Ack! brains!

Here's something you probably didn't expect in your inbox: Researchers have now developed a way to email brainwaves. A study published in PLOS One on Wednesday details how an international research team transmitted words from one person's brain to another by mapping electrical currents in the brain and the spine.

Scientists have been studying the possibilities of brain wave–sensing technology for a while. For example, some researchers recently used electroencephalography (EEG) headsets, which record electrical activity along the scalp, to give people mind control over objects like toy helicopters.

These and other EEG processes have typically involved a human brain and a computer exchanging information. Electrodes map electrical currents the brain emits when a person does something that is an action-thought, like consciously thinking about bending the knee. The computer then interprets that signal and diagrams it onto a mechanical output, like the toy helicopter.

But in the most recent study, researchers replaced the machine in that equation with a second brain, and adjusted the technology so that two humans could exchange messages telepathically.

Four participants were recruited, ages 28 to 50, for the study. First, researchers used EEG to translate greetings, such as hola and ciao, into code. This was sent from a participant in Thiruvananthapuram, India to Strasbourg, France. There, a computer interface translated the message from code to words and implanted them into the receiver's brain through light electrical stimulation. Participants didn't report feeling anything in the process, and only saw flickers of light in their peripheral vision—but they did hear the message. Researchers then conducted a similar experiment in which thoughts were successfully transmitted from two participants, one in Spain and one in France.

The results weren't perfect—in the second experiment, the error rate was 15 percent, 11 percent on the decoding end and 5 percent on the initial coding side—but it is remarkable progress.
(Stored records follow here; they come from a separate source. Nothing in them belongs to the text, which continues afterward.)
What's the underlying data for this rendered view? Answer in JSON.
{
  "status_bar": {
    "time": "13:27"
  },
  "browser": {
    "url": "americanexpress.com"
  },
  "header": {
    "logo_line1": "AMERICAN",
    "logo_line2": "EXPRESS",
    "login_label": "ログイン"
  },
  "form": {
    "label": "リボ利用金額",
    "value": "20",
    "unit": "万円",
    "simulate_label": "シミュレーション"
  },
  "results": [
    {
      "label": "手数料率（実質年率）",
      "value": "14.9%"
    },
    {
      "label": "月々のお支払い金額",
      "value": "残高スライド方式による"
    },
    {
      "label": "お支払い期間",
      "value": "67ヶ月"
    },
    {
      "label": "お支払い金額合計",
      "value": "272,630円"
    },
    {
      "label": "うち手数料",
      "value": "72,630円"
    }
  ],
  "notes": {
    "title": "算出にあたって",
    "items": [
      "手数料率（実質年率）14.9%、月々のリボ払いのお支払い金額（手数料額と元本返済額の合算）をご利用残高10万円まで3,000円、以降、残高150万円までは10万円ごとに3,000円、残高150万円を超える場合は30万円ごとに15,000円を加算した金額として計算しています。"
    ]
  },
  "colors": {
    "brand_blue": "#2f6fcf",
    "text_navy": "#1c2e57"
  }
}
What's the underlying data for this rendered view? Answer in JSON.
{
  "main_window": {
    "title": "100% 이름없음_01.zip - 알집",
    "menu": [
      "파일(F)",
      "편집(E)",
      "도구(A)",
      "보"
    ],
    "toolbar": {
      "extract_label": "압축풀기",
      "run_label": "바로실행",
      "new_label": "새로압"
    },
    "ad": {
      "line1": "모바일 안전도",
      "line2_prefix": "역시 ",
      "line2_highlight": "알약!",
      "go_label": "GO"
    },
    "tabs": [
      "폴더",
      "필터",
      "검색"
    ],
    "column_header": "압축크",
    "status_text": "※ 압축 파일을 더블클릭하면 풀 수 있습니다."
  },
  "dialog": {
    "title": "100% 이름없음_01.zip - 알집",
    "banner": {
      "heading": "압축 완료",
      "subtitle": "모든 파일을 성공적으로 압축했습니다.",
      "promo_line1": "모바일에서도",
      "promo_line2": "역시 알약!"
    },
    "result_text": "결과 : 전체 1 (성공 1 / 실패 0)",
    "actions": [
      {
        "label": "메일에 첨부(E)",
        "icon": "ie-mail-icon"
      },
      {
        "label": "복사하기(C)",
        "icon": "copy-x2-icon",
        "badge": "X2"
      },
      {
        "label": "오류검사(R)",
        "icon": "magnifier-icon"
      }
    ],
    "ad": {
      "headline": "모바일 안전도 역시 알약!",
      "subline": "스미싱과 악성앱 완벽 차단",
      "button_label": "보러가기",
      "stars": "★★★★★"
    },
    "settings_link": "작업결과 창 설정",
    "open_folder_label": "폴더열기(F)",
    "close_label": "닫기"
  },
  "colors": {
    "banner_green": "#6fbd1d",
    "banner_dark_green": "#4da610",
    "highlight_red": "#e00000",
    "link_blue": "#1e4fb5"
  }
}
Previously, EEG communication had proven successful with rats, but not with humans. Brain-to-brain transmission is still a budding area of study, but this marks a huge step: It's the first time humans have been able to drop messages into another brain using a machine. Researchers believe that soon, computers will be able to engage with the human brains in a dialogue through both computer and brain-to-brain communication.

Developing brain-to-brain transmissions further will likely raise ethical and sociological questions in the future, such as who gets to transmit these messages and if what might happen if someone decides to dabble into the dystopian realm of mind control. Unless you can transmit something like "let's go eat burritos the size of our faces." Even the most traditional anti-transhumanists should be able to get down with that.